Stored records:
BEGIN

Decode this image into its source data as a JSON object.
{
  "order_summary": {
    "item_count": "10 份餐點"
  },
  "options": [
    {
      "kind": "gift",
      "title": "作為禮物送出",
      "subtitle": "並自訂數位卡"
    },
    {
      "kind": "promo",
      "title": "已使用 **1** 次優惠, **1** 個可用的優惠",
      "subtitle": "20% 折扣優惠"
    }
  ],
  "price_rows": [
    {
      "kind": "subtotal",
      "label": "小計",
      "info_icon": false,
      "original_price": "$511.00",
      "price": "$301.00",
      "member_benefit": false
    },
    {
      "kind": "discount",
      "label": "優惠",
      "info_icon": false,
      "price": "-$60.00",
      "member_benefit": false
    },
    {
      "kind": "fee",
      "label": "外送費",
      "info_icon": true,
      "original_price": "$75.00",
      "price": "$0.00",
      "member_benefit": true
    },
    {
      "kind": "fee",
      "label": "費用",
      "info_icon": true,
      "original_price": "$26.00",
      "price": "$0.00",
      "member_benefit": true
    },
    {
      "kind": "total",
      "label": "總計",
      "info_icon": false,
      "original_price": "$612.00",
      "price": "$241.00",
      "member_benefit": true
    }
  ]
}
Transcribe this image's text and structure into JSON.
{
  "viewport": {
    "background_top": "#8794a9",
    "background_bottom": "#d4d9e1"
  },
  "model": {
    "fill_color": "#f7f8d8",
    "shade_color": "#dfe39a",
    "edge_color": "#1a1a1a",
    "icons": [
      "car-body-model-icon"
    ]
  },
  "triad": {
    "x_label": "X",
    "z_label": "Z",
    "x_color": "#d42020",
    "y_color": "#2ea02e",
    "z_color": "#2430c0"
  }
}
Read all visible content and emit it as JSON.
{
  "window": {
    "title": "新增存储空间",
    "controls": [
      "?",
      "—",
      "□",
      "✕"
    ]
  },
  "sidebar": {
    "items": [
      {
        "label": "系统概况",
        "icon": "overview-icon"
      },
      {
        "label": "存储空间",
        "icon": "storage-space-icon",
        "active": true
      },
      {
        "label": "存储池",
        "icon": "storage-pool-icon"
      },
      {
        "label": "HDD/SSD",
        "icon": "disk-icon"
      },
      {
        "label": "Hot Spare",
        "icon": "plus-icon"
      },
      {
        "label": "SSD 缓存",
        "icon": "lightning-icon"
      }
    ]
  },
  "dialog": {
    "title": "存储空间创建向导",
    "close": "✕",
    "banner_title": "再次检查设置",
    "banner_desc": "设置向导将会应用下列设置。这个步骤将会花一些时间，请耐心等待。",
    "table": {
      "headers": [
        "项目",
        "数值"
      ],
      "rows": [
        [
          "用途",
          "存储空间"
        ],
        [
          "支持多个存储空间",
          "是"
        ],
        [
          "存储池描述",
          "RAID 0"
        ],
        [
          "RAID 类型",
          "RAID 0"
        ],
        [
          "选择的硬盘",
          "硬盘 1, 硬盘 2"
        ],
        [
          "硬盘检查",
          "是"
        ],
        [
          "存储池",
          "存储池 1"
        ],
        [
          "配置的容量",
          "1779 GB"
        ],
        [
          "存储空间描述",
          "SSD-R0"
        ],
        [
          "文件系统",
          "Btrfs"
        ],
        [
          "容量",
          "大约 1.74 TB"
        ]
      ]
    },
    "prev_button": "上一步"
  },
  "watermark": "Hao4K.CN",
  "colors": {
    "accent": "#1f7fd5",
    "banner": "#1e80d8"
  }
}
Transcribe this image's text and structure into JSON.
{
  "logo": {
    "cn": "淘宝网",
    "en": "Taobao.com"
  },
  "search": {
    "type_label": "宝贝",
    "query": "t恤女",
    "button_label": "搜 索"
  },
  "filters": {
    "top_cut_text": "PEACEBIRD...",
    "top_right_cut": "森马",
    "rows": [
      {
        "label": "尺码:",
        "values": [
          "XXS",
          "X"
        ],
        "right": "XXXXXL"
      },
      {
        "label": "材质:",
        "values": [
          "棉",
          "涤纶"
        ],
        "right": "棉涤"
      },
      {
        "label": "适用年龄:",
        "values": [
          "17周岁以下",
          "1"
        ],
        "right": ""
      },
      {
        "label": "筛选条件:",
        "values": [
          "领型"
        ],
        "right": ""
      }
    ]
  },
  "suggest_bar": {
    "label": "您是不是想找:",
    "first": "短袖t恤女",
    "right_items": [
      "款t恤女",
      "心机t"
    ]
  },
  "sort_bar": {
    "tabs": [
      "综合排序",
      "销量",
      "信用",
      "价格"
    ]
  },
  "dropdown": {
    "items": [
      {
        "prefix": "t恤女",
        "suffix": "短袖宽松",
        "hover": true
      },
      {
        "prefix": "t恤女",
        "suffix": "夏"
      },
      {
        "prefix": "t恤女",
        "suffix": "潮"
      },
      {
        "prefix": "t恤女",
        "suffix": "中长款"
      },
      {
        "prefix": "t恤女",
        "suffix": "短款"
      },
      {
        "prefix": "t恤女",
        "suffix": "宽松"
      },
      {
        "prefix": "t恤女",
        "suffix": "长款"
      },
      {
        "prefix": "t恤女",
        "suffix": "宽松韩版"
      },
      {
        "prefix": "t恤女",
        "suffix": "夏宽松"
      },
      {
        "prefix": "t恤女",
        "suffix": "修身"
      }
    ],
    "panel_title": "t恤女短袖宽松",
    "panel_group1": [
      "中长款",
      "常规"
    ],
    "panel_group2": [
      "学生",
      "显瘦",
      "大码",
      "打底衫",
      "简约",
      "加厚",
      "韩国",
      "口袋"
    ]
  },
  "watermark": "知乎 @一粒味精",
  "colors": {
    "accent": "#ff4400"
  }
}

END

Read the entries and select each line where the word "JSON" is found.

Decode this image into its source data as a JSON object.
Transcribe this image's text and structure into JSON.
Read all visible content and emit it as JSON.
Transcribe this image's text and structure into JSON.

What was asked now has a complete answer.